It is no small issue to Pac-10 coaches that only one conference team is ranked in the two major women’s basketball polls, despite the Wildcats’ 22-7 record, which includes a split with Stanford and a close loss to powerful LSU.
“I don’t understand it, because Arizona has been talked about all season long,” Oregon State coach Judy Spoelstra said. “It’s pretty incredible. It’s a lack of respect and an insult that people aren’t looking harder at the West Coast.”
It’s a familiar predicament. Through the years, the Pac-10 has been balanced, but perhaps never so much so as this season.
Stanford and Arizona shared the conference title with four losses each, a result of extremely even teams beating up on each other. Unfortunately for the league, its own parity has done much to damage teams’ records. Eight of the 10 conference teams have 10 losses or more, which may well have a bearing on the number of teams the NCAA Selection Committee chooses for the tournament.
“The reality is the Pac-10 is a very competitive conference,” UCLA coach Kathy Olivier said. “When the winner has no losses, it shows a different side to the conference. Stanford has really had to fight for its wins. That says something about the conference, and it’s not just (Stanford and Arizona). Four or five teams are right there in the mix.”
The Pac-10 also is fighting recent unimpressive performances in the NCAA Tournament.
The last team that reached the Elite Eight was Washington, in 2001. Before that, it was UCLA, in 1999. Since 2000, Pac-10 teams are 10-13 in the tournament, with six teams leaving after one game.
This season, three teams – UCLA, USC and Arizona State – appear to be on the bubble and almost certainly need to win at least one game and probably have to advance to the title game in the conference tournament to have any hope for an NCAA bid.
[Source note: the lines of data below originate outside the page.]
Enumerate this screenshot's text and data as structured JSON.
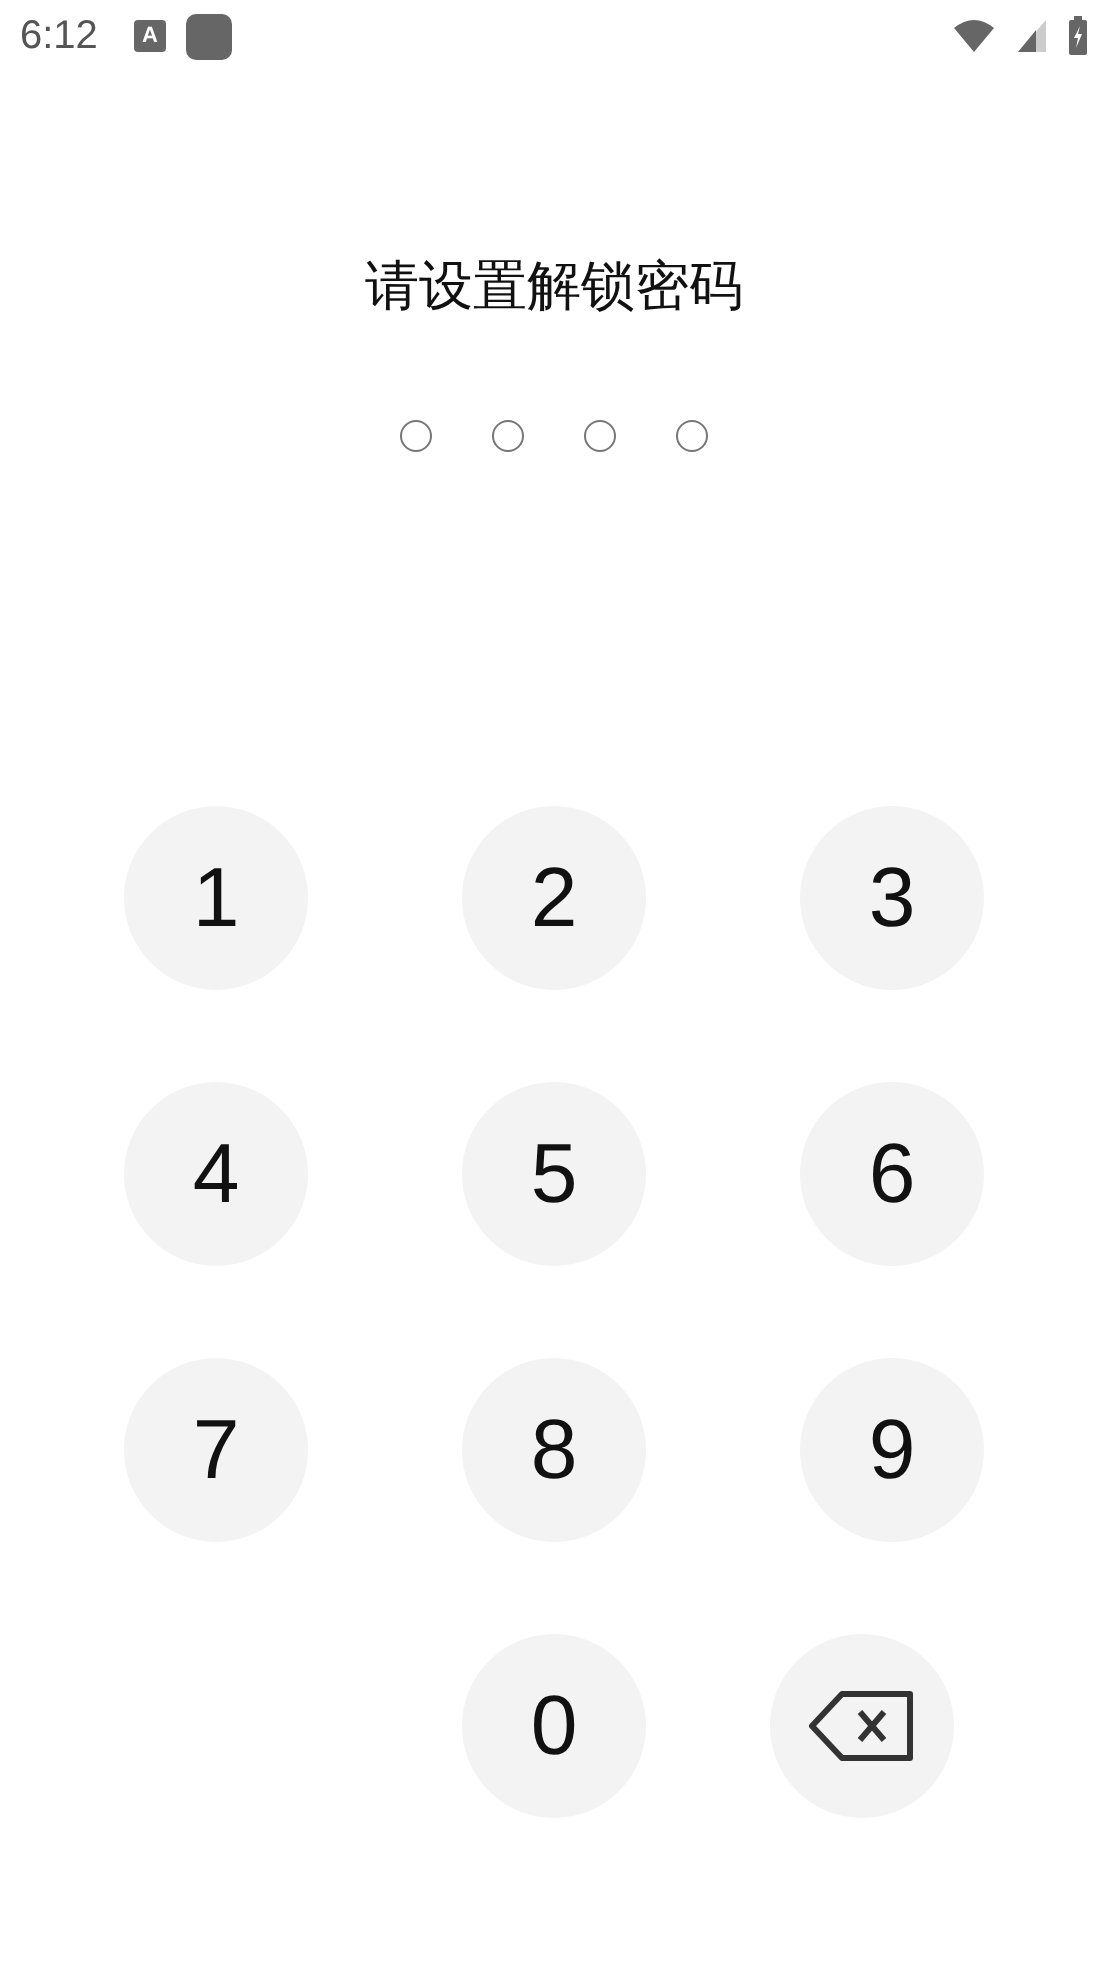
{
  "status_bar": {
    "time": "6:12",
    "input_icon_letter": "A"
  },
  "title": "请设置解锁密码",
  "pin_dots": [
    {
      "filled": false
    },
    {
      "filled": false
    },
    {
      "filled": false
    },
    {
      "filled": false
    }
  ],
  "keypad": [
    {
      "kind": "digit",
      "label": "1"
    },
    {
      "kind": "digit",
      "label": "2"
    },
    {
      "kind": "digit",
      "label": "3"
    },
    {
      "kind": "digit",
      "label": "4"
    },
    {
      "kind": "digit",
      "label": "5"
    },
    {
      "kind": "digit",
      "label": "6"
    },
    {
      "kind": "digit",
      "label": "7"
    },
    {
      "kind": "digit",
      "label": "8"
    },
    {
      "kind": "digit",
      "label": "9"
    },
    {
      "kind": "empty"
    },
    {
      "kind": "digit",
      "label": "0"
    },
    {
      "kind": "backspace"
    }
  ]
}
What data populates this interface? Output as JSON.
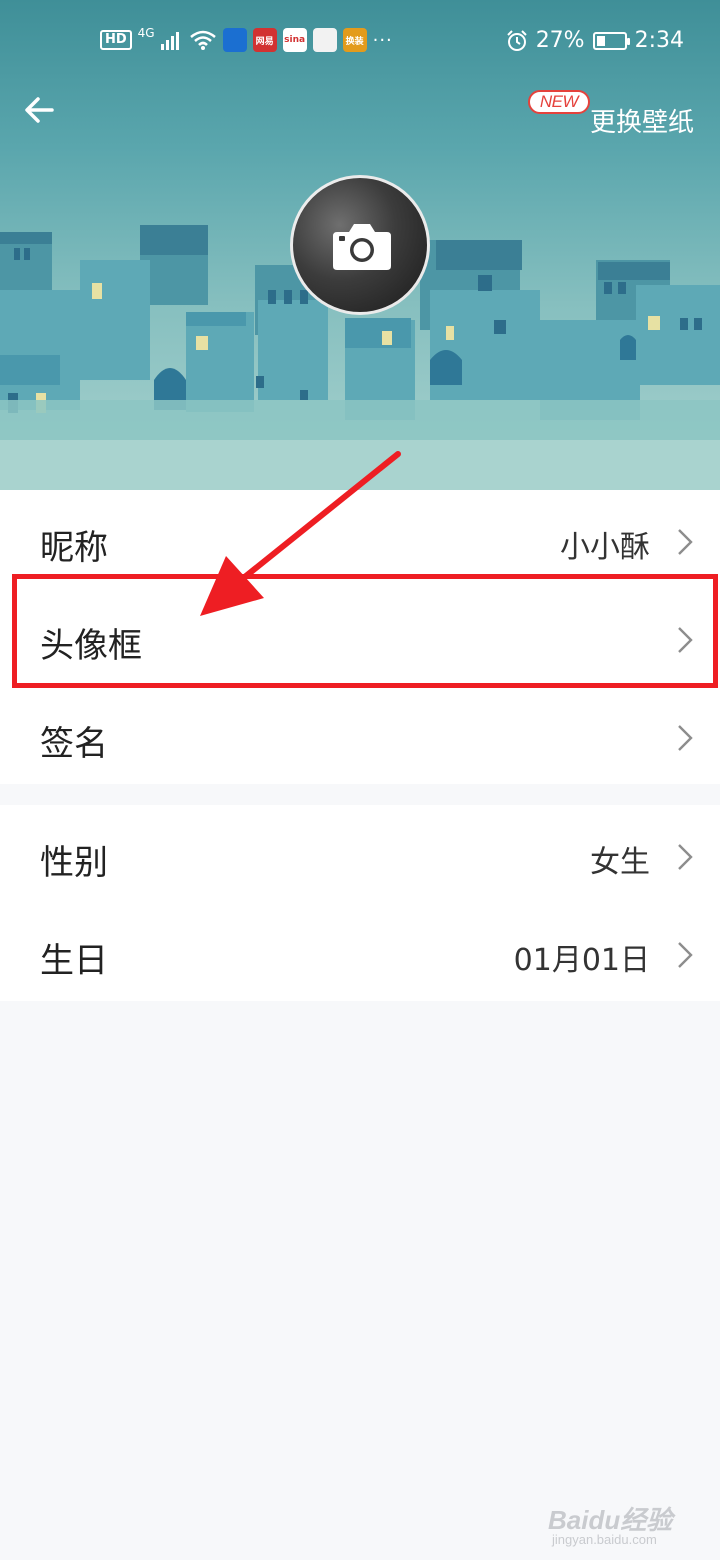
{
  "status_bar": {
    "hd": "HD",
    "network": "4G",
    "apps": [
      {
        "name": "shield-app-icon",
        "color": "#1b6fd1",
        "label": ""
      },
      {
        "name": "netease-app-icon",
        "color": "#d23232",
        "label": "网易"
      },
      {
        "name": "sina-app-icon",
        "color": "#ffffff",
        "label": "sina"
      },
      {
        "name": "map-app-icon",
        "color": "#f2f2f2",
        "label": ""
      },
      {
        "name": "huanle-app-icon",
        "color": "#e39b1c",
        "label": "换装"
      }
    ],
    "more": "···",
    "battery": "27%",
    "battery_level": 0.27,
    "time": "2:34"
  },
  "header": {
    "new_badge": "NEW",
    "change_wallpaper": "更换壁纸"
  },
  "profile_items": [
    {
      "label": "昵称",
      "value": "小小酥"
    },
    {
      "label": "头像框",
      "value": ""
    },
    {
      "label": "签名",
      "value": ""
    }
  ],
  "info_items": [
    {
      "label": "性别",
      "value": "女生"
    },
    {
      "label": "生日",
      "value": "01月01日"
    }
  ],
  "watermark": {
    "brand": "Baidu经验",
    "url": "jingyan.baidu.com"
  },
  "colors": {
    "highlight": "#ee1e23",
    "sky_top": "#3f8f98",
    "sky_bottom": "#a9d3cf"
  }
}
“Conference-tournament play is really going to provide additional direction for the committee in regards to selection and seeding,” said Marie Tuite, senior associate athletic director at Washington and a member of the selection committee.
Pac-10 honors for Mendiola, Lalum, Hicks and Bell: Washington women’s basketball seniors Giuliana Mendiola and Andrea Lalum were named to the 2003-04 All-Pac-10 Team as voted upon by the league’s coaches. Cameo Hicks was also named to the Pac-10 All-Freshman Team, while Jill Bell earned All-Freshman honorable mention acclaim.
Stanford’s Nicole Powell was named Pac-10 Player of the Year, while UCLA’s Noelle Quinn earned Freshman of the Year honors. Caren Horstmeyer, the head coach of the California Golden Bears, earned Coach of the Year honors.